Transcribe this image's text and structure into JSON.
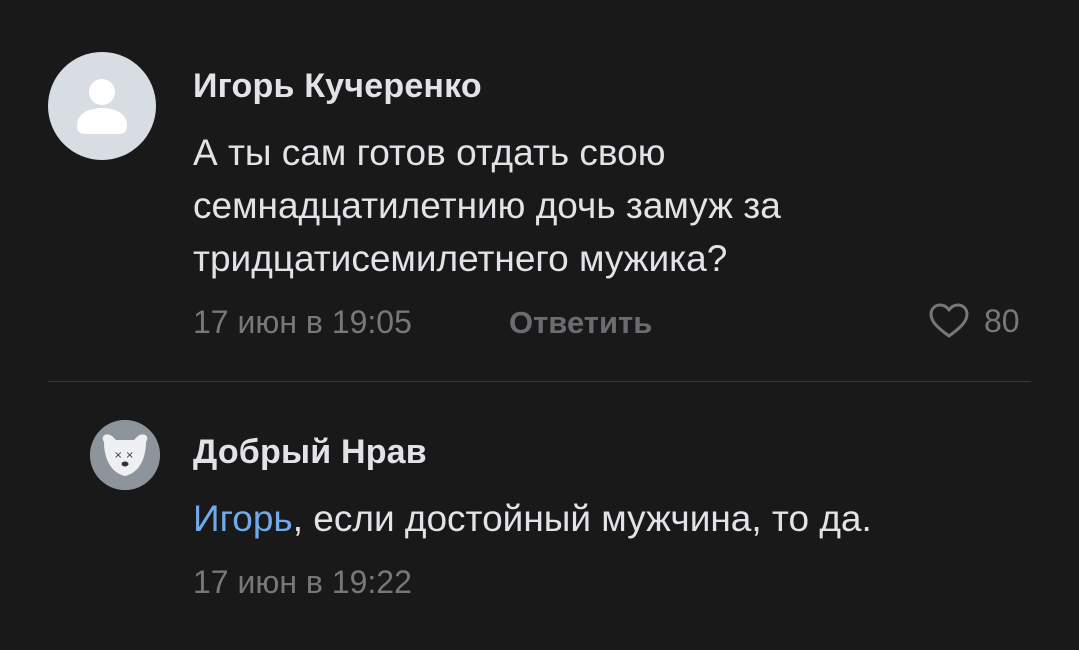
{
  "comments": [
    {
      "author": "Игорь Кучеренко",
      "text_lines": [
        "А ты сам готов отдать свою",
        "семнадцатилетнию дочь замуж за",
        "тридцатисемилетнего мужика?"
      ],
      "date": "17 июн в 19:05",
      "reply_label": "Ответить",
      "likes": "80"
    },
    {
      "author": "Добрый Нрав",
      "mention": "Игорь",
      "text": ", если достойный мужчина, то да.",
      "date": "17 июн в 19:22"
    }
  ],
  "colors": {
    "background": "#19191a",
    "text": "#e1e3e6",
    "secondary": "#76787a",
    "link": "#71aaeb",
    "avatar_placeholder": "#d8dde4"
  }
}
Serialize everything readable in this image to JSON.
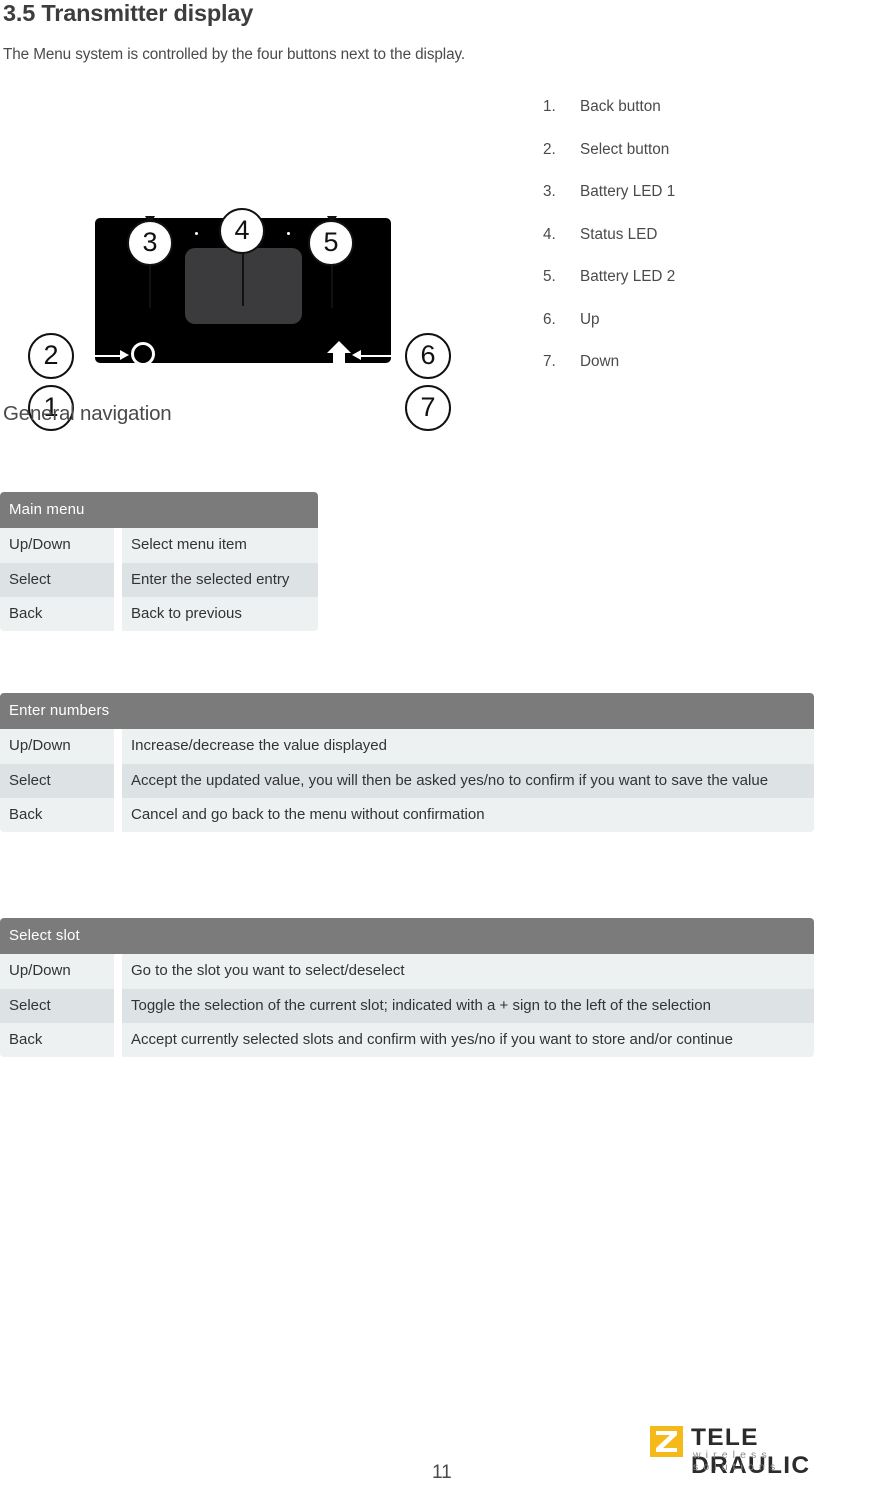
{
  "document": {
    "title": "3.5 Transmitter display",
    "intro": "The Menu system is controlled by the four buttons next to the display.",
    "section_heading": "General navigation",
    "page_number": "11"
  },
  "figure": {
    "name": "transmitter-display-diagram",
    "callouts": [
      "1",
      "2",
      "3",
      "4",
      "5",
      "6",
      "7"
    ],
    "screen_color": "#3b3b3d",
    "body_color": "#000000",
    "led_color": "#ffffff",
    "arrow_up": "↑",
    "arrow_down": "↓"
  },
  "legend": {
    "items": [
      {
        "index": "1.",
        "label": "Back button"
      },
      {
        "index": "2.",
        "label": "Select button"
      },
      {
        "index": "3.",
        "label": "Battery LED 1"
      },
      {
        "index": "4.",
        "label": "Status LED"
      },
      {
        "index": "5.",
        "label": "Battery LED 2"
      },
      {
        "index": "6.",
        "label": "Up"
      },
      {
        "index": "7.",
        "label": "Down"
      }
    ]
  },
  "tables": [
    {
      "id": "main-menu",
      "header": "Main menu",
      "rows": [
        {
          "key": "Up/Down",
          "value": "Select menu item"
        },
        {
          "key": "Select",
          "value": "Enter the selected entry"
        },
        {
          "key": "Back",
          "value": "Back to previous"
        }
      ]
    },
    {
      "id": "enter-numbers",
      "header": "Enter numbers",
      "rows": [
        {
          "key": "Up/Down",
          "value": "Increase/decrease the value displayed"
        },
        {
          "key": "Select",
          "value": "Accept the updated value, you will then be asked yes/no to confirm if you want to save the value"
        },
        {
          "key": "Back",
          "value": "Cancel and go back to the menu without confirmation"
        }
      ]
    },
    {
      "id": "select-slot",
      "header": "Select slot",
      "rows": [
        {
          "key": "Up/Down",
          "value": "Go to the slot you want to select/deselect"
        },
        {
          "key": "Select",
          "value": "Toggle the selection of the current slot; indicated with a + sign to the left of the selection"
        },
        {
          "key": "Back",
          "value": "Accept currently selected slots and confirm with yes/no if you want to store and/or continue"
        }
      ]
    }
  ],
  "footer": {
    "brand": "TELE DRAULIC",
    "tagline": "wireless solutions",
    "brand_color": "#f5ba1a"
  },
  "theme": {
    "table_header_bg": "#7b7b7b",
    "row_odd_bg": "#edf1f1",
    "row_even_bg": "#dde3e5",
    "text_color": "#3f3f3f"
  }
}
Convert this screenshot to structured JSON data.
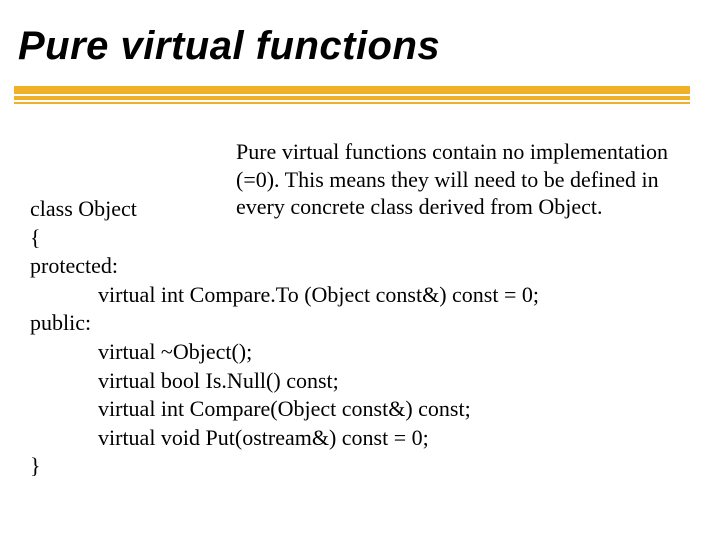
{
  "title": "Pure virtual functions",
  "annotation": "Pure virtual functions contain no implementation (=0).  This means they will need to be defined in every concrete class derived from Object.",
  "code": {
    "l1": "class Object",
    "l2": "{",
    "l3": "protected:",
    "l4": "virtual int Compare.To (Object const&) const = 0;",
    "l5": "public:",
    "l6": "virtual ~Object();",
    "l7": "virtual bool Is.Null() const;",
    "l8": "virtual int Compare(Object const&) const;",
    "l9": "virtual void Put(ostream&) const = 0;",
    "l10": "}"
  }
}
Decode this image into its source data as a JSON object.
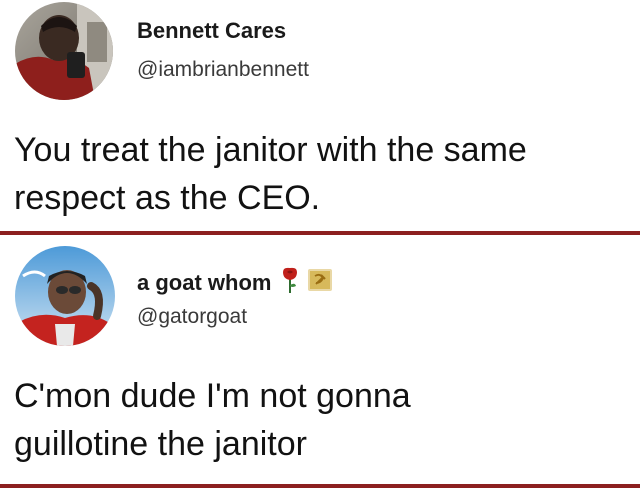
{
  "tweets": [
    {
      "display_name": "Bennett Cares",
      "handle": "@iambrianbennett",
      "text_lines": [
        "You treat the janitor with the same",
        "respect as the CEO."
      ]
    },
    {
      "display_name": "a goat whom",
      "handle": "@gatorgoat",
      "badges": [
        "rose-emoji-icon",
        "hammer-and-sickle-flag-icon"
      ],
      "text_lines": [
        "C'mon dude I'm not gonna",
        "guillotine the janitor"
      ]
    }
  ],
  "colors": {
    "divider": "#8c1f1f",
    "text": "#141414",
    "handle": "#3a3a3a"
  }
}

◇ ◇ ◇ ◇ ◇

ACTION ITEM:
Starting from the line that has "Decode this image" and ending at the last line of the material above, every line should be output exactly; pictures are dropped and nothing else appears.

ANSWER TO THIS TASK:
Decode this image into its source data as a JSON object.
{
  "tweets": [
    {
      "display_name": "Bennett Cares",
      "handle": "@iambrianbennett",
      "text_lines": [
        "You treat the janitor with the same",
        "respect as the CEO."
      ]
    },
    {
      "display_name": "a goat whom",
      "handle": "@gatorgoat",
      "badges": [
        "rose-emoji-icon",
        "hammer-and-sickle-flag-icon"
      ],
      "text_lines": [
        "C'mon dude I'm not gonna",
        "guillotine the janitor"
      ]
    }
  ],
  "colors": {
    "divider": "#8c1f1f",
    "text": "#141414",
    "handle": "#3a3a3a"
  }
}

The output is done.